- Juan R. v. U.S. Dept. of Homeland Security
Challenge to mass transfers of individuals in ICE custody with existing attorney-client relationships to distant detention facilities
- Harris v. Newark
The ACLU-NJ joined this case as amicus on the sole issue of whether a denial of qualified immunity to defendant law enforcement as part of a summary judgment motion is appealable on an interlocutory basis in New Jersey state court.
- Bland & Bland v. Del Mauro, Et Al.
An appeal seeking to review and reverse an award of qualified immunity to defendant police officers on a summary judgment motion, in an action brought by the plaintiff under the New Jersey Civil Rights Act, where the facts of the police shooting are in dispute.
- Sonia Doe v. NJ Department of Corrections
Challenge under the New Jersey Law Against Discrimination and New Jersey Constitution to the Department of Corrections' mistreatment of a woman because she is transgender, including housing her for over a year and a half in men’s prisons.
- Asbury Park Press v. Township of Neptune
Amicus brief in support of public access to police internal affairs records.
- Bail System Reform
Moves New Jersey’s bail system to a risk-based one and away from a wealth-based system.
- Marijuana Decriminalization
Removes possession of 50 grams or less of marijuana from the list of disorderly persons offenses and creates a $50 civil penalty for such possession.
- “Ban the Box”
Prohibits employers from conducting a criminal history inquiry of a job applicant until after a conditional offer
- DNA Collection for Low-Level Offenses
Requires law enforcement to collect DNA samples from adults and juveniles convicted of certain non-criminal disorderly person offenses.
- Sex Offender Banishment Ordinances
Permits municipalities to enact ordinances preventing individuals convicted of certain sex offenses from living within 500 feet of a school, child-care center, or playground.
- Campaign Contribution and Expenditure Disclosure
Extends election expenditure reporting requirements to certain non-profit advocacy organizations.
- Tuition Equality

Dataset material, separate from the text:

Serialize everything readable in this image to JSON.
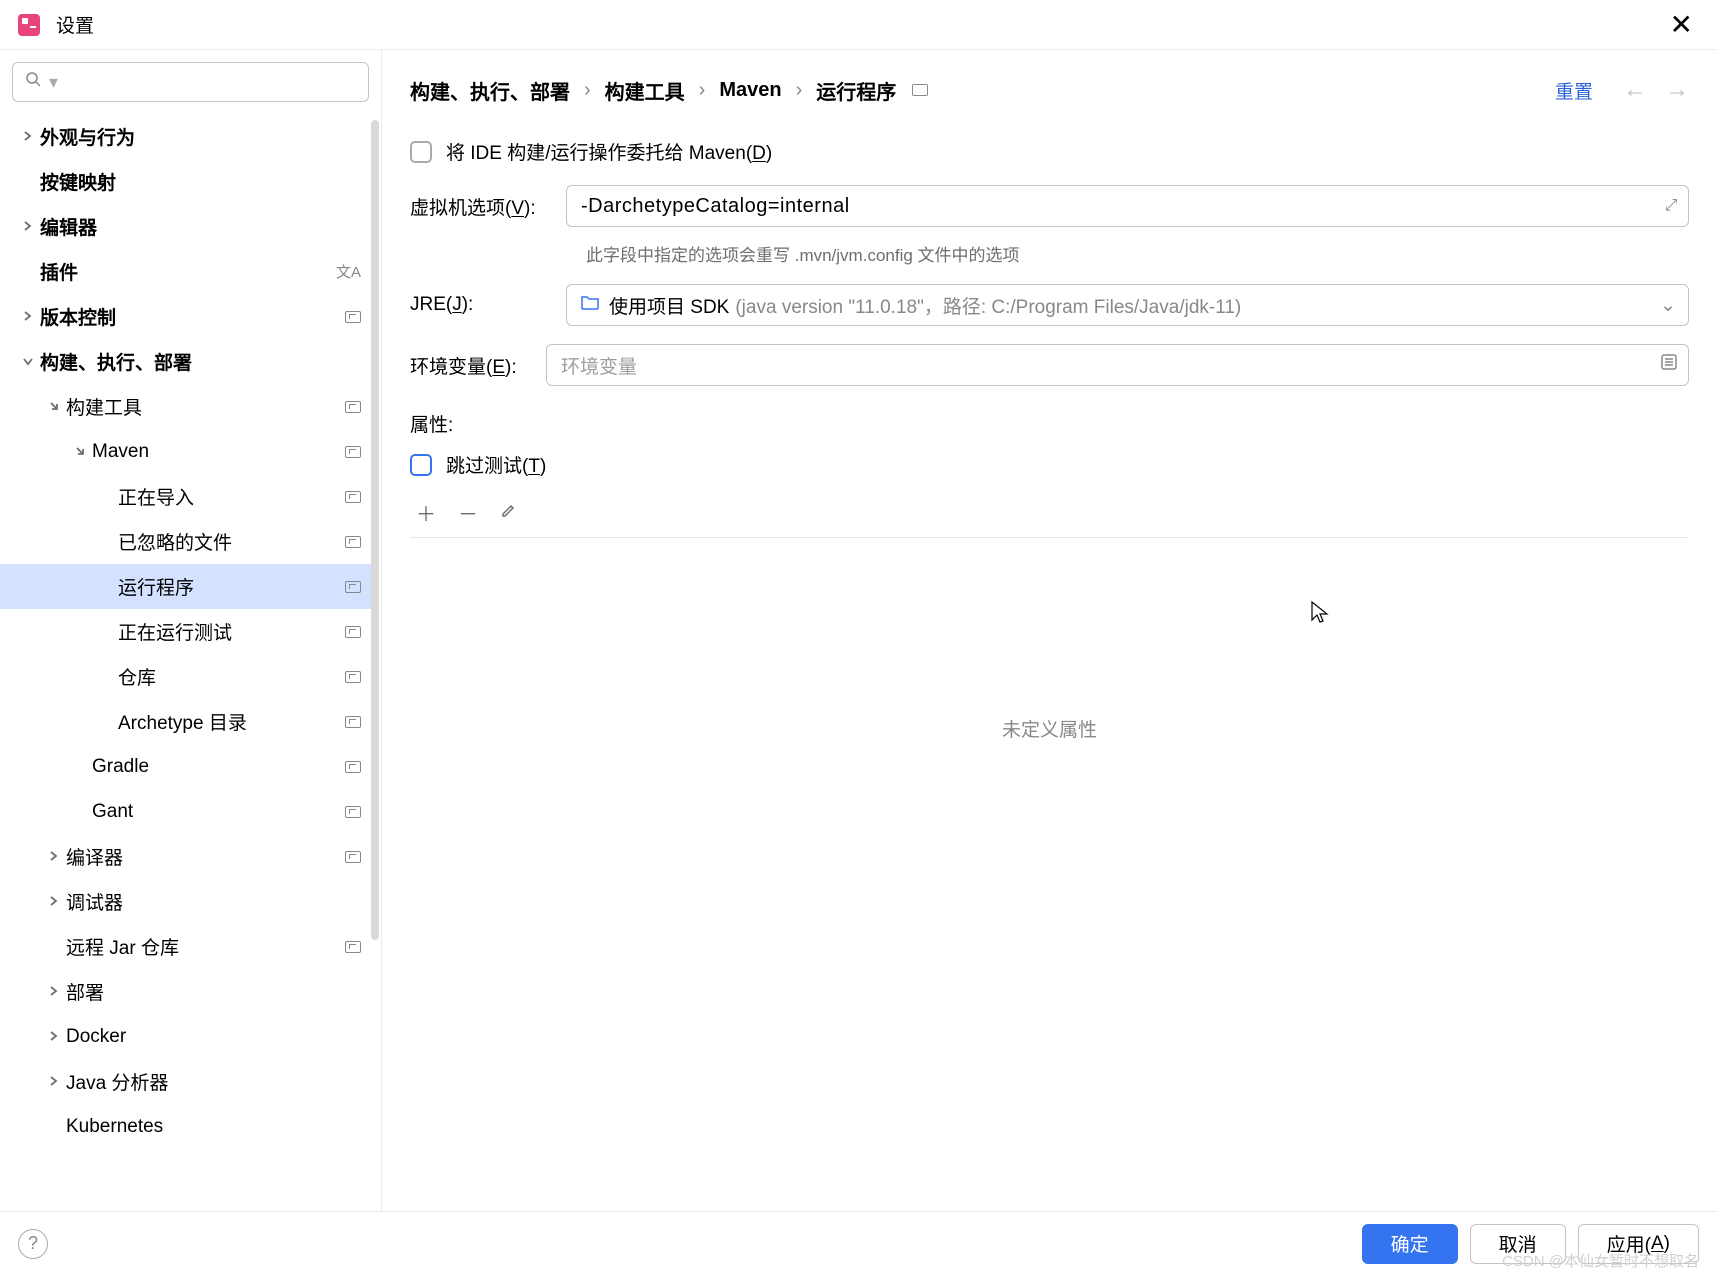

Makes undocumented students who studied for three or more years at and graduated from NJ high schools, or obtained GED, eligible for in-state tuition and financial aid at NJ state colleges and universities.
- Transgender Birth Certificate Discrimination
Creates standards for amending the sex of a person on a birth certificate and eliminates the sex reassignment surgery requirement.
- Drone Regulation
Creates strong privacy protections for New Jerseyans regarding law enforcement agencies’ use of drones for surveillance purposes.
- Exposure of Birth Parent Identities to Adoptees
Grants adoptees and certain other persons access to original birth documents.
- Feb 9, 2007 ACLU Religious Freedom Expert to Visit Princeton